→ Work item
In the records, find each line where "balance" occurs, and copy it.

---------- Given entries

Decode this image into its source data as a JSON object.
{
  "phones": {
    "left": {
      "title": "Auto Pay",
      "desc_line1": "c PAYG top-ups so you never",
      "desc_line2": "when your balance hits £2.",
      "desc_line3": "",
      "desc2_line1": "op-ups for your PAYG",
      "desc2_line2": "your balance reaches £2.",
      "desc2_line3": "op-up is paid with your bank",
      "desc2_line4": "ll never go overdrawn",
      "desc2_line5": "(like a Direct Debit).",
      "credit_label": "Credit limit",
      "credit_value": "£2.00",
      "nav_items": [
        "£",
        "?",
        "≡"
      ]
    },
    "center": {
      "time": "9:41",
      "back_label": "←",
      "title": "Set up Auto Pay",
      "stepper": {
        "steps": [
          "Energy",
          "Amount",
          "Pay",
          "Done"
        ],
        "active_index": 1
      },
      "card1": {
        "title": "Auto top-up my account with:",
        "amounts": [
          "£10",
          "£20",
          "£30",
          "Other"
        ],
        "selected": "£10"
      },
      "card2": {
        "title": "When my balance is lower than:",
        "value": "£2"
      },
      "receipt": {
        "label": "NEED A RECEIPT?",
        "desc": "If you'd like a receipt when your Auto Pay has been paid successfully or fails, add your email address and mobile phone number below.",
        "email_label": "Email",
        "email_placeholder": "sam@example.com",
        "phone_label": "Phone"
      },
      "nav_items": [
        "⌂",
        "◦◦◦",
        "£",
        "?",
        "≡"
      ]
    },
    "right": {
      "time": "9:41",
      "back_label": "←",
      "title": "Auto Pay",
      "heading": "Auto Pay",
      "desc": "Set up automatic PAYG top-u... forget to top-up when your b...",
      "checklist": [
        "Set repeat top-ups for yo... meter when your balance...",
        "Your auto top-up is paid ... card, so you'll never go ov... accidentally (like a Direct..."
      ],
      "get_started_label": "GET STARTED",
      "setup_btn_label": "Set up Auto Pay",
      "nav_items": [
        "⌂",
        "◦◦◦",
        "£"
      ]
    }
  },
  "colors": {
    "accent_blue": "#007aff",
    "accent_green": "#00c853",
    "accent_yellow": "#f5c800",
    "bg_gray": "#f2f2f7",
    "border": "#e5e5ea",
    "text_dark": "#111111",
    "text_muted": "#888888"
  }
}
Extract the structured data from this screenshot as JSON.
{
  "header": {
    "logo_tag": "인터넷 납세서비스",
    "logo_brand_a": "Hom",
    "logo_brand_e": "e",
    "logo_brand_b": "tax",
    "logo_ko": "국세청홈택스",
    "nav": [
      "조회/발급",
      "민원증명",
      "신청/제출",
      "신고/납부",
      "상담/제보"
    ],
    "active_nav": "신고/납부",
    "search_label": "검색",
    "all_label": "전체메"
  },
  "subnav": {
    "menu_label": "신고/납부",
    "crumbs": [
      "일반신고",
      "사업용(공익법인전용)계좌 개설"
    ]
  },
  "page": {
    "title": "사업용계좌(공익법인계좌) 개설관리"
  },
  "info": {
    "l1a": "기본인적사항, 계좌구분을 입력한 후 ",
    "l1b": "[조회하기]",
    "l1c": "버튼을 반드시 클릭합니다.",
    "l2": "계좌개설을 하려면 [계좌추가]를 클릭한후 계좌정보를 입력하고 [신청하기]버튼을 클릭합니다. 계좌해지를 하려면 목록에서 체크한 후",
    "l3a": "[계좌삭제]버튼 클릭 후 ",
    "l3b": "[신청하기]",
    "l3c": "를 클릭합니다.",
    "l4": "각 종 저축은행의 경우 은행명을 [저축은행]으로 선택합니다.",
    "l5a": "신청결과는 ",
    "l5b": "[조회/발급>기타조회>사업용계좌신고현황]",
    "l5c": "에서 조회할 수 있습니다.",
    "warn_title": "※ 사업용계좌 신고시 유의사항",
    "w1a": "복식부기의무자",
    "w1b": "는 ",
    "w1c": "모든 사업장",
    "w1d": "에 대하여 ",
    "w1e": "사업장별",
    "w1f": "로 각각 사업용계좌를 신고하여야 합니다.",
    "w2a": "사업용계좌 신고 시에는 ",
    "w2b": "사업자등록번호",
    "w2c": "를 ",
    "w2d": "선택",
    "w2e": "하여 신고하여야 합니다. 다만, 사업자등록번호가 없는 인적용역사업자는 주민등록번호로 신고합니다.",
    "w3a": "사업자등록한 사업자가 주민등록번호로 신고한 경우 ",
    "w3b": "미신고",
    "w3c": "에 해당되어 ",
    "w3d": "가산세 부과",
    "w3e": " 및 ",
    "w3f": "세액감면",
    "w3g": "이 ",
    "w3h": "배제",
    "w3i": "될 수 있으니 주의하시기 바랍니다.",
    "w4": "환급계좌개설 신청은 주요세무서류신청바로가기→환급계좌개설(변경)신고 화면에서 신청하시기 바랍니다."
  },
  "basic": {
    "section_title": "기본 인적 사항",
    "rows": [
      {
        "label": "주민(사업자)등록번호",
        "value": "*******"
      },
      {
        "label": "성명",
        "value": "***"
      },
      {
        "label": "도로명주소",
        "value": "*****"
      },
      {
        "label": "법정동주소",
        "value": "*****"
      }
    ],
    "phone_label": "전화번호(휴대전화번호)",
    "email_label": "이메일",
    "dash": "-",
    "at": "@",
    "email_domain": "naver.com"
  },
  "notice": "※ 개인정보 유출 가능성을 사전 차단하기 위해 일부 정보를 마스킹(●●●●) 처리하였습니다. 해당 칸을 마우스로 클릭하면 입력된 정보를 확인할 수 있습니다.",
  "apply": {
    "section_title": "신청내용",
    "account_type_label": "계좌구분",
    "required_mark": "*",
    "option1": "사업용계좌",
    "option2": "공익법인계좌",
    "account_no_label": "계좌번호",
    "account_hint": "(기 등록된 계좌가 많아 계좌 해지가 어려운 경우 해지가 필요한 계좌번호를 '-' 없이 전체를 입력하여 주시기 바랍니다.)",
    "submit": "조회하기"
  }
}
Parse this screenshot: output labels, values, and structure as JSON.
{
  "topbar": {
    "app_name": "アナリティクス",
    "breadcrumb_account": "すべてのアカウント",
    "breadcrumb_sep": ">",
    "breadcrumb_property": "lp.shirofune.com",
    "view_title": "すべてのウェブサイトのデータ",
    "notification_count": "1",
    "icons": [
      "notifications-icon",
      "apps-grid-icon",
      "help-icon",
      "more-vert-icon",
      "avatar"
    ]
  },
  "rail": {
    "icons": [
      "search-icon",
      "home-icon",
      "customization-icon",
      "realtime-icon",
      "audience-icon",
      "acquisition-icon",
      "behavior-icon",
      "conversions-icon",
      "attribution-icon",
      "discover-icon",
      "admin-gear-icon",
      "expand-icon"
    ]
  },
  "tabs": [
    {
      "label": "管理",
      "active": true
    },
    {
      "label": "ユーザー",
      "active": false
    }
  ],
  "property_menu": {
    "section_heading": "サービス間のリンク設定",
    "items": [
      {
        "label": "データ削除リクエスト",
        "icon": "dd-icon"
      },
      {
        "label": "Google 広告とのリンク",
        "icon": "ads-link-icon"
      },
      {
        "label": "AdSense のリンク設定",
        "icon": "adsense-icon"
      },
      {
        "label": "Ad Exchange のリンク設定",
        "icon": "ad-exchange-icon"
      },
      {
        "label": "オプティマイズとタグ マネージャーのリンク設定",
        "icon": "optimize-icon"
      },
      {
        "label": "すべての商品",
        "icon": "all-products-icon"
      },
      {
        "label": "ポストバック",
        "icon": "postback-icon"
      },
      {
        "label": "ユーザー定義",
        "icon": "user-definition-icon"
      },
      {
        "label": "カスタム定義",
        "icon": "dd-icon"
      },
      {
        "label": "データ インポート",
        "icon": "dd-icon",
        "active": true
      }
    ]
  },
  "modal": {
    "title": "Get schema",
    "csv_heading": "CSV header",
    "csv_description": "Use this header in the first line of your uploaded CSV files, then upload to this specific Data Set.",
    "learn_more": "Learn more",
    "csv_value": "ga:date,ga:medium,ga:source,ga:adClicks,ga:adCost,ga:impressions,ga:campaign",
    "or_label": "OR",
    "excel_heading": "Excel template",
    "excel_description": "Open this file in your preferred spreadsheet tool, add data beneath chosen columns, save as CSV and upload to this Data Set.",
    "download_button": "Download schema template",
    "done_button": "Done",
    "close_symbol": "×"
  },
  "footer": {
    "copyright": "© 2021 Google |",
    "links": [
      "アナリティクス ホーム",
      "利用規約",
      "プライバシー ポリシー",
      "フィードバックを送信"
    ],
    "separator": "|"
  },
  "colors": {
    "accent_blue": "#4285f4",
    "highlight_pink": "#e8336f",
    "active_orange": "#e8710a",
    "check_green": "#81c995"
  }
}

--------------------

→ Exercise output
      "desc_line2": "when your balance hits £2.",
      "desc2_line2": "your balance reaches £2.",
        "title": "When my balance is lower than:",
        "Set repeat top-ups for yo... meter when your balance...",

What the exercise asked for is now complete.